When we look specifically at what happened in Conference USA last season to buck the trends, I spy three teams that really influenced this shift in outcome predictability.
First off, UAB was given a Team Talent rating of 383.95, slotting them at 11th place in the conference. UAB’s recruits have historically been underrated by the 247 Composite, but this Team Talent rating seems extremely off. Since UAB finished #40 in the nation in SP+, this differential between Team Talent and the final result of the season put 2020 on a weird footing right off the bat.
Additionally, both FIU and Louisiana Tech massively under-performed their Team Talent rating expectations. FIU had the second most talented roster in the conference but went 0-5. The Bulldogs had the third most talented roster and yet they also grossly underperformed, finishing in the bottom third of the conference in SP+. Looking back over the past five seasons, there’s typically one major under performance relative to Team Talent rating, however we observed two of these in a single season between FIU and Louisiana Tech. Both programs were both hit hard by Covid-19, while Ruston was also struck by a hurricane.
And then there’s ODU. The Monarchs were Conference USA’s only team to opt out of the 2020 football season. Old Dominion was filtered out of the formula for 2020, but there could have been intangible impacts to the rest of the conference, such as conference members having to adjust their schedule in a less than optimal fashion, or, to be frank, losing out on a likely win over the Monarchs who would have held the second least talented roster in the conference had they proceeded to play their 2020 schedule.
So now that we know 2020 bucked the trends for a myriad of reasons, how does the Team Talent to SP+ relationship look with that outlier removed?
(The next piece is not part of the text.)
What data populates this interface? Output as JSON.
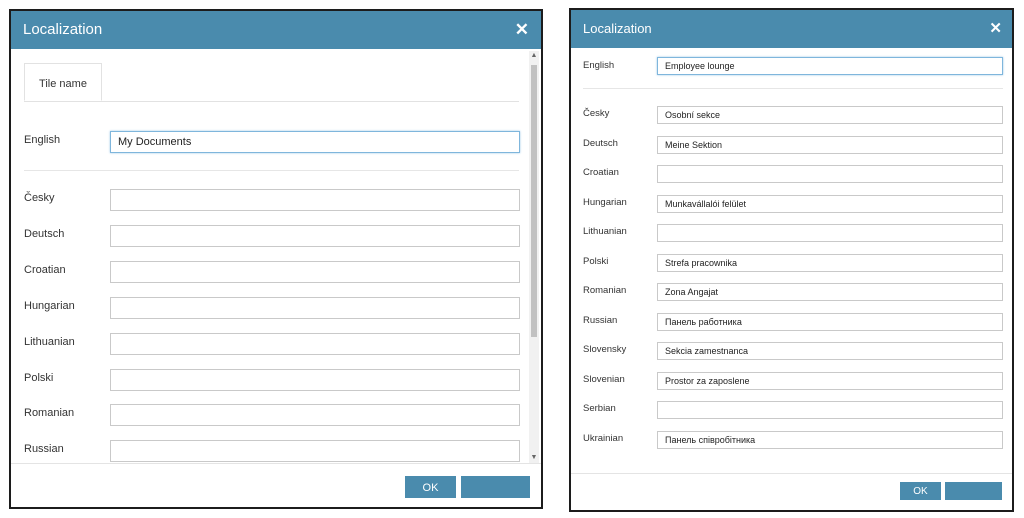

Quite a bit stronger. We see a 17% increase in correlation for both overall rating comparison, as well as the C-USA ranking comparison. This moves us from the “moderate” section of the graph to the “strong” section in correlation measurement for the overall talent to SP+ comparison, while the C-USA ranking comparison moves even deeper into the “strong” octet.
Point 3 - Overall correlation for last five years minus 2020 (.309)
Point 4 - Overall correlation for last five years minus 2020 by ranking in C-USA (.528)
Assuming 2021 is back to “normal” (ha.. ha... ha.....) then we should see the conference’s top recruiters jump further up the standings than they did in 2020.
To wrap things up, you may be a Middle Tennessee or UTEP fan feeling rejected after reading this analysis. While, yes, the Blue Raiders’ and Miners’ odds of winning the conference this year are rightfully low, the odds are never a guarantee, and breakthrough seasons do happen.
We mentioned UAB’s 2020 season above, but two other C-USA teams have defied the odds in recent year and enjoyed hugely successful seasons despite a low Team Talent rating at the start of the season.
In 2018 the North Texas Mean Green held a 368.58 Team Talent rating, 10th in the conference for that year. A two-star athlete from Locust Grove, Oklahoma, by the name of Mason Fine led the Mean Green to the top finish in Conference USA in SP+ that year at 34th in the nation.
Similarly, Old Dominion enjoyed a breakout year in 2016 as they wrapped up their season ranked third in C-USA in SP+ (73rd in the nation) despite a Team Talent rating of 347.2 (11th in C-USA).
With those two notable exceptions aside, all of the C-USA teams to finish with a top three SP+ rating during the years of 2019 to 2016 recruited better than at least half of the conference. Unfortunately, most of the outliers were in the negative direction, as teams like FIU and Marshall squandered their recruiting success and finished near the bottom of the conference.
At the end of the day, the message is clear. If you plan on winning Conference USA you need to either recruit with the best of them, or employ Bill Clark.